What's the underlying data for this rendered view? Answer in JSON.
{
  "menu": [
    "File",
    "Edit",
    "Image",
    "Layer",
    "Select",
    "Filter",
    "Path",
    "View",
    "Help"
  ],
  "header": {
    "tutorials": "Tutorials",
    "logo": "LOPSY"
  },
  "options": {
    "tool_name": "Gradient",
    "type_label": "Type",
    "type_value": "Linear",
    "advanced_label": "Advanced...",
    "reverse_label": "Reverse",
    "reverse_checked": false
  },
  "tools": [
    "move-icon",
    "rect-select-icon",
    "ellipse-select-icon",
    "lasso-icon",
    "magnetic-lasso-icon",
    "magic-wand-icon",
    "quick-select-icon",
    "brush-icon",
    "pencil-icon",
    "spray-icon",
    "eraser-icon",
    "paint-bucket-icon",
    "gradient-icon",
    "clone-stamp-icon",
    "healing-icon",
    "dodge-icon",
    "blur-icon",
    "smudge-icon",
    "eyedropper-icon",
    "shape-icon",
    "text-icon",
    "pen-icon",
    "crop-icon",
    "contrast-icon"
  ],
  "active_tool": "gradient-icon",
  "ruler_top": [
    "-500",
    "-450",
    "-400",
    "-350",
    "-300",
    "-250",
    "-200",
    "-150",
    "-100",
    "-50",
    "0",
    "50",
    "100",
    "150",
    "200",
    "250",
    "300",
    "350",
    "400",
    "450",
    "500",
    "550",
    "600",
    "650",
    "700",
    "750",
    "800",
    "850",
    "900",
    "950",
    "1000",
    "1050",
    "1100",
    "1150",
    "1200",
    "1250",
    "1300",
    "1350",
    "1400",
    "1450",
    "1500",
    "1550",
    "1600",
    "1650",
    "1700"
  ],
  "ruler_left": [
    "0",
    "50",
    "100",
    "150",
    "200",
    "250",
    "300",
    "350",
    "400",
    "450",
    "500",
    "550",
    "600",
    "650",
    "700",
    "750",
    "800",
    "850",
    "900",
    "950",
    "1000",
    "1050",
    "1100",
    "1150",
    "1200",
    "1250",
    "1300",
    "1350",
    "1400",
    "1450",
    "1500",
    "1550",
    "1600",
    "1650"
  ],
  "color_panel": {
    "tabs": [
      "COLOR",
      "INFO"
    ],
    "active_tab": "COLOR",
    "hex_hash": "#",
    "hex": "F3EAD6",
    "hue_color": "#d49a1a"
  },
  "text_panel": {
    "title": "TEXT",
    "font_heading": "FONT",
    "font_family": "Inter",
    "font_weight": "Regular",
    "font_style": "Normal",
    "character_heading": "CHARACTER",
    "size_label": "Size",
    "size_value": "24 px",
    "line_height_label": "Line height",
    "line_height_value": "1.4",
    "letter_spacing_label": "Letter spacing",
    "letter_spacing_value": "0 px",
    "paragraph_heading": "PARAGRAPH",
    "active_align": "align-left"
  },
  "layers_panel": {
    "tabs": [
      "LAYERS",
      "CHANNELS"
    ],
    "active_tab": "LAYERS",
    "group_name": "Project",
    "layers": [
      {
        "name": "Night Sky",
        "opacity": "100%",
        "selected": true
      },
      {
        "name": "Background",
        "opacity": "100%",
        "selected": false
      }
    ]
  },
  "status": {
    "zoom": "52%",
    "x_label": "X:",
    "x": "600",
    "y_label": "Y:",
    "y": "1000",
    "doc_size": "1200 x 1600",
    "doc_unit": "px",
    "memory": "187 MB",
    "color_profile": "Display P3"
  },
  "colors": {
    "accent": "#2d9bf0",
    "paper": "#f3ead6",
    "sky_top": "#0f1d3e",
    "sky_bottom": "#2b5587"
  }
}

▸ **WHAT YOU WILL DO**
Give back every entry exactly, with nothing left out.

▸ **ANSWER SPACE**
What's the underlying data for this rendered view? Answer in JSON.
{
  "menu": [
    "File",
    "Edit",
    "Image",
    "Layer",
    "Select",
    "Filter",
    "Path",
    "View",
    "Help"
  ],
  "header": {
    "tutorials": "Tutorials",
    "logo": "LOPSY"
  },
  "options": {
    "tool_name": "Gradient",
    "type_label": "Type",
    "type_value": "Linear",
    "advanced_label": "Advanced...",
    "reverse_label": "Reverse",
    "reverse_checked": false
  },
  "tools": [
    "move-icon",
    "rect-select-icon",
    "ellipse-select-icon",
    "lasso-icon",
    "magnetic-lasso-icon",
    "magic-wand-icon",
    "quick-select-icon",
    "brush-icon",
    "pencil-icon",
    "spray-icon",
    "eraser-icon",
    "paint-bucket-icon",
    "gradient-icon",
    "clone-stamp-icon",
    "healing-icon",
    "dodge-icon",
    "blur-icon",
    "smudge-icon",
    "eyedropper-icon",
    "shape-icon",
    "text-icon",
    "pen-icon",
    "crop-icon",
    "contrast-icon"
  ],
  "active_tool": "gradient-icon",
  "ruler_top": [
    "-500",
    "-450",
    "-400",
    "-350",
    "-300",
    "-250",
    "-200",
    "-150",
    "-100",
    "-50",
    "0",
    "50",
    "100",
    "150",
    "200",
    "250",
    "300",
    "350",
    "400",
    "450",
    "500",
    "550",
    "600",
    "650",
    "700",
    "750",
    "800",
    "850",
    "900",
    "950",
    "1000",
    "1050",
    "1100",
    "1150",
    "1200",
    "1250",
    "1300",
    "1350",
    "1400",
    "1450",
    "1500",
    "1550",
    "1600",
    "1650",
    "1700"
  ],
  "ruler_left": [
    "0",
    "50",
    "100",
    "150",
    "200",
    "250",
    "300",
    "350",
    "400",
    "450",
    "500",
    "550",
    "600",
    "650",
    "700",
    "750",
    "800",
    "850",
    "900",
    "950",
    "1000",
    "1050",
    "1100",
    "1150",
    "1200",
    "1250",
    "1300",
    "1350",
    "1400",
    "1450",
    "1500",
    "1550",
    "1600",
    "1650"
  ],
  "color_panel": {
    "tabs": [
      "COLOR",
      "INFO"
    ],
    "active_tab": "COLOR",
    "hex_hash": "#",
    "hex": "F3EAD6",
    "hue_color": "#d49a1a"
  },
  "text_panel": {
    "title": "TEXT",
    "font_heading": "FONT",
    "font_family": "Inter",
    "font_weight": "Regular",
    "font_style": "Normal",
    "character_heading": "CHARACTER",
    "size_label": "Size",
    "size_value": "24 px",
    "line_height_label": "Line height",
    "line_height_value": "1.4",
    "letter_spacing_label": "Letter spacing",
    "letter_spacing_value": "0 px",
    "paragraph_heading": "PARAGRAPH",
    "active_align": "align-left"
  },
  "layers_panel": {
    "tabs": [
      "LAYERS",
      "CHANNELS"
    ],
    "active_tab": "LAYERS",
    "group_name": "Project",
    "layers": [
      {
        "name": "Night Sky",
        "opacity": "100%",
        "selected": true
      },
      {
        "name": "Background",
        "opacity": "100%",
        "selected": false
      }
    ]
  },
  "status": {
    "zoom": "52%",
    "x_label": "X:",
    "x": "600",
    "y_label": "Y:",
    "y": "1000",
    "doc_size": "1200 x 1600",
    "doc_unit": "px",
    "memory": "187 MB",
    "color_profile": "Display P3"
  },
  "colors": {
    "accent": "#2d9bf0",
    "paper": "#f3ead6",
    "sky_top": "#0f1d3e",
    "sky_bottom": "#2b5587"
  }
}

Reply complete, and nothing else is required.